SCHOTT solutions no. 2/2013 > Electronic components

Smaller than one cubic meter, Proba-V is one of ESA’s minisatellites tasked with a big mission: to completely map Earth’s land cover and vegetation growth every two days. Photo: ESA

Revolutionizing Communication in Space

Satellite ”Proba-V” debuts new semiconductor amplification technology based on a hermetic, high-power RF package.

Dr. Haike Frank

Proba-V, which went into orbit in May 2013, is the newest member to a family of smaller missions by the European Space Agency (ESA). While this mini-satellite’s main task is to monitor Earth’s global vegetation, hence the letter V in its name, it also carries a number of technology demonstration payloads, giving promising European technologies flight experience and an early chance to be tested in space. One such example of a guest payload is high-power gallium nitride technology.

The satellite is equipped with a gallium nitride amplifier within its communication system for transmitting to Earth photos taken at a height of roughly 800 km in X band at 8 GHz. “Gallium nitride has the potential to revolutionize communication in space; it is an extremely promising material,” explains ESA’s Andrew Barnes, heading this technology project. ”We expect signal strength and data transmission to improve five- to ten-fold, and are eagerly awaiting the results of this first practical test in space.”

ESA commissioned a consortium of European companies and research institutions to develop a space-quality gallium nitride supply chain, called the GaN Reliablity Enhancement and Technology Transfer Initiative (GREAT2). ”GaN could in the future enable more efficient solar panels and satellite power converters, but to begin with the GREAT2 consortium has focused on communications systems,” says Barnes.
SCHOTT and Tesat-Spacecom have developed a completely new type of hermetic packaging (picture left) for the gallium nitride power amplifier in the ESA satellite Proba-V (in the middle). The mapping (right) includes the daily tracking of weather activity, monitoring crop failures, documenting inland water resources and watching over the continuous spread of deserts and deforestation. Foto left: tesat-spacecom, Photo center: ESA, Source right: ESA
Proba-V’s GaN Monolithic Microwave Integrated Circuit (MMIC) amplifier is an initial prototype, developed by the Fraunhofer Institute for Applied Solid State Physics in Freiburg, Germany. The MMIC amplifier chip delivers its performance on a surface area only a few square millimeters in size and therefore requires innovative hermetically-sealed packaging concepts developed by SCHOTT Electronic Packaging and Tesat-Spacecom in a joint project. ”We had two major challenges: keeping insertion loss and reflection of the high frequency waves at a minimum and achieving high thermal conductivity by creating an optimal heat sink in the housing,” recalls Dr. Thomas Zetterer, Development Engineer at SCHOTT Electronic Packaging.

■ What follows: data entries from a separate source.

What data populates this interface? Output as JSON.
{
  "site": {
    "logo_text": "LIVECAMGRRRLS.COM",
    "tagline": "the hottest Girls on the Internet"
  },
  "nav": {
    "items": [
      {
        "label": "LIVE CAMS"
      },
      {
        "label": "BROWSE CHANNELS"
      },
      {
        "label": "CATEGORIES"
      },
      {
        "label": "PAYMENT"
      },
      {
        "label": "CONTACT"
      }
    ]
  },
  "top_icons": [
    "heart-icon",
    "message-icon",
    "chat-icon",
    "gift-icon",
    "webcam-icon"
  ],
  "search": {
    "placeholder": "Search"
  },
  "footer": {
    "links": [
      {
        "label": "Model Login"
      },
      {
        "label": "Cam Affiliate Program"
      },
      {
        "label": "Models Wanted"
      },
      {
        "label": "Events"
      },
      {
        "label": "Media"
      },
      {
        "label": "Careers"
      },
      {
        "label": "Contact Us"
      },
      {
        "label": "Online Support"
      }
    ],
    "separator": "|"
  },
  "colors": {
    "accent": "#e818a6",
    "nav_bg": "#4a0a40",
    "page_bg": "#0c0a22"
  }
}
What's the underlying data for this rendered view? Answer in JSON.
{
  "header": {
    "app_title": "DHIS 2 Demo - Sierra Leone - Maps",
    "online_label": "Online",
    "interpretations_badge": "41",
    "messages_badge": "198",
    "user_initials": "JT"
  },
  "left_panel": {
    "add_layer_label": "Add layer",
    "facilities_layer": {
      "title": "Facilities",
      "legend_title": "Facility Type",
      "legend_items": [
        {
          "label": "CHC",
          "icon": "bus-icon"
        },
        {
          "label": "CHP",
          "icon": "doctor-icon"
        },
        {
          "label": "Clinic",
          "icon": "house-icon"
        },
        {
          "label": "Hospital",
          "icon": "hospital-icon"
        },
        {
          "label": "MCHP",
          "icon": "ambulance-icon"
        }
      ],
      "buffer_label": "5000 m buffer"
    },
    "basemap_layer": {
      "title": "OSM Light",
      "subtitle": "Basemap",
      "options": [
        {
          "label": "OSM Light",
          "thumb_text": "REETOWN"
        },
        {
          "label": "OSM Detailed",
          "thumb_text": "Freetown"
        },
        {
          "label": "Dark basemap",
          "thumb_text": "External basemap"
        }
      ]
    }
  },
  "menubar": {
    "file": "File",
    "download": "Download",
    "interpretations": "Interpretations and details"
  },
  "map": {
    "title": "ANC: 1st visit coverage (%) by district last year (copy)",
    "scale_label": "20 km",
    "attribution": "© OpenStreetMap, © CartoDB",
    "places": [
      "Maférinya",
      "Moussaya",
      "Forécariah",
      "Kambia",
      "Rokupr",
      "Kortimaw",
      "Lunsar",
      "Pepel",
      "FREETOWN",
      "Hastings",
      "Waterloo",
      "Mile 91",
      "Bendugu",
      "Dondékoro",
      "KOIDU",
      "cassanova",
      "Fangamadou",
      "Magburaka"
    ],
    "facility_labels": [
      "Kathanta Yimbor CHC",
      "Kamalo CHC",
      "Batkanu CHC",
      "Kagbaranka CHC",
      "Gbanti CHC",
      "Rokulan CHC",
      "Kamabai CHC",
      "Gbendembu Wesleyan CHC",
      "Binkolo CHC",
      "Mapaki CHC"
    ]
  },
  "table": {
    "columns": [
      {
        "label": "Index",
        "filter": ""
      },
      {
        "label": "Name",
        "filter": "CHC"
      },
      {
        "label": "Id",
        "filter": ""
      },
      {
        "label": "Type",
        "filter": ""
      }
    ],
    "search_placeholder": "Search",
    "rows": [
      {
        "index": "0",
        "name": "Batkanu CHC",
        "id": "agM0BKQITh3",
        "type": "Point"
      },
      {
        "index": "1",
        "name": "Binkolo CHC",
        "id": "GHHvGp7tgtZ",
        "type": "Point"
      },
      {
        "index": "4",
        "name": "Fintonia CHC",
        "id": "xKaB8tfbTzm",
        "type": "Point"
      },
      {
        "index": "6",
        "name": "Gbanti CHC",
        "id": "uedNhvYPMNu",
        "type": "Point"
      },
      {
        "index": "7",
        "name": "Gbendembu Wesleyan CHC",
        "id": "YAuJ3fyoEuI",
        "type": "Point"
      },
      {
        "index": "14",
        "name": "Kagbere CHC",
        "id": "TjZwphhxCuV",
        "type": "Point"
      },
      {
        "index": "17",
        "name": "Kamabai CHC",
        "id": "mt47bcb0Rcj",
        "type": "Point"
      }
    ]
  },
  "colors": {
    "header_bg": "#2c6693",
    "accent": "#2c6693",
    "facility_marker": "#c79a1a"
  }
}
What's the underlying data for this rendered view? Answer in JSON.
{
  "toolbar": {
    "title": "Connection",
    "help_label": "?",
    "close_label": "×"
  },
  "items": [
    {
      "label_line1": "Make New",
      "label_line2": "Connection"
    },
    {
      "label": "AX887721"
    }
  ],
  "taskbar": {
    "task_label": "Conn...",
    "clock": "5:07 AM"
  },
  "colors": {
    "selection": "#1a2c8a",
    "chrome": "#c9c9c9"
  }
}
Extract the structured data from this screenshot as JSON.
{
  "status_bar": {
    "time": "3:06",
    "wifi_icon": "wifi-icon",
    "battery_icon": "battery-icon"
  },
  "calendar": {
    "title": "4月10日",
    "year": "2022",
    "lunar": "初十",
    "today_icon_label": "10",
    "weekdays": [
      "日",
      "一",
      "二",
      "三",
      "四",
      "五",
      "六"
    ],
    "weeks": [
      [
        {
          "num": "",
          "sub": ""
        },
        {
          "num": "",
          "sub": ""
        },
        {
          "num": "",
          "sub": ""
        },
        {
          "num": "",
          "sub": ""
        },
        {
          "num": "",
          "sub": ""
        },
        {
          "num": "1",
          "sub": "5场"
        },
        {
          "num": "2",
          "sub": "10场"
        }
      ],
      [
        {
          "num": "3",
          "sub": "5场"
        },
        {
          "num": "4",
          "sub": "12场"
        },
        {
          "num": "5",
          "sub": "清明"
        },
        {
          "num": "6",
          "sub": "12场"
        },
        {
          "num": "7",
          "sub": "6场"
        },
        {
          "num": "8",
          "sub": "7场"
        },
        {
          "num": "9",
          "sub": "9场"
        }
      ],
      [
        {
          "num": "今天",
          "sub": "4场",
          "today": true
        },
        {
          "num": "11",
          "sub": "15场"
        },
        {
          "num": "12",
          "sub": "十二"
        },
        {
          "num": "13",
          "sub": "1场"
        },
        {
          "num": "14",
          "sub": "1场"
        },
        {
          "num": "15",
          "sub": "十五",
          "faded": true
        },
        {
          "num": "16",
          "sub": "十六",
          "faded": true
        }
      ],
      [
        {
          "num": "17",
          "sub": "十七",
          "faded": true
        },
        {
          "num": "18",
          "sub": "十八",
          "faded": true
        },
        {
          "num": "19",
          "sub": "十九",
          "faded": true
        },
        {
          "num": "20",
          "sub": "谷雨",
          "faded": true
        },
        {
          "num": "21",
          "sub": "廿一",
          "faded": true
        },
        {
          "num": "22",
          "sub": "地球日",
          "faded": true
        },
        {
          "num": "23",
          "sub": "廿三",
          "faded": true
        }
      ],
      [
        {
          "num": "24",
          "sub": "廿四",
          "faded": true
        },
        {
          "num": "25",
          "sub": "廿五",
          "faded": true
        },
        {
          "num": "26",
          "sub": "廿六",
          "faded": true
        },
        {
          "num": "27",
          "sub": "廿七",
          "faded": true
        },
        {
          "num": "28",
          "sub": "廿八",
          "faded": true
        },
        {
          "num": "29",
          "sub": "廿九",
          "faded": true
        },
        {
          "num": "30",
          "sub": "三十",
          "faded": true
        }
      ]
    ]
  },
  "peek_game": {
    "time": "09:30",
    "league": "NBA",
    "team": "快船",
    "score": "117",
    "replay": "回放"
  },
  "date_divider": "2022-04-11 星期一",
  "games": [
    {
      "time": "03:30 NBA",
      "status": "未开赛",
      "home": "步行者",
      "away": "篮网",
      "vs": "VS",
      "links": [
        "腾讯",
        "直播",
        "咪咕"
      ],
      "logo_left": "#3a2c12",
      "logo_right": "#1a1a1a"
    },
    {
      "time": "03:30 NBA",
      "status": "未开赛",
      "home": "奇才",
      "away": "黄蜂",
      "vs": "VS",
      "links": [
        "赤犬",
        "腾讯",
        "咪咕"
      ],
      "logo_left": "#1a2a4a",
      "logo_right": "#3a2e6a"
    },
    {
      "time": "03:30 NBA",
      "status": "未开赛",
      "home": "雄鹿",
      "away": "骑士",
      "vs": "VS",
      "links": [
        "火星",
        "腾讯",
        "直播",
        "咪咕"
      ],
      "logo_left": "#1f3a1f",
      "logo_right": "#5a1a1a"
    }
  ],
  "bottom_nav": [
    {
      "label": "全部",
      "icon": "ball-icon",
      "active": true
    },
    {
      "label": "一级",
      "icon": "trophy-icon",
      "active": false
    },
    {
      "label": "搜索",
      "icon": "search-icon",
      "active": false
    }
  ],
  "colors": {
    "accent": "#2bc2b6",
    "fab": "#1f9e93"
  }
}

Thanks to the innovative design of the hermetically sealed HTCC multilayer ceramics as high-frequency feedthroughs, the high-frequency waves are able to pass through the wall of the housing with very low attenuation. In addition, the reflection losses of the high-frequency waves along the housing wall are also minimized. “Simulations of electromagnetic waves have enabled us to determine the best possible geometries and designs for this special type of feedthrough in close coordination with manufacturing technology,” adds Zetterer. The second important property of the package is the high thermal conductivity of its base that allows for the dissipation of the heat generated inside the MMIC amplifier. To achieve this, the development teams at SCHOTT and Tesat-Spacecom came up with just the right material composition and geometry for a heat sink for this particular application, keeping in mind the requirements for the highest reliability of the system in space.

Materials and material compounds that allow for even higher thermal connectivity still need to be developed in the near future and tested for use in applications with even higher microwave power. ”Working together with SCHOTT enables us to obtain the innovative high thermal conductivity packages that are urgently needed for future gallium nitride amplifiers,” explains Eberhard Möss, Group Leader at Tesat-Spacecom. <

What Is Gallium Nitride?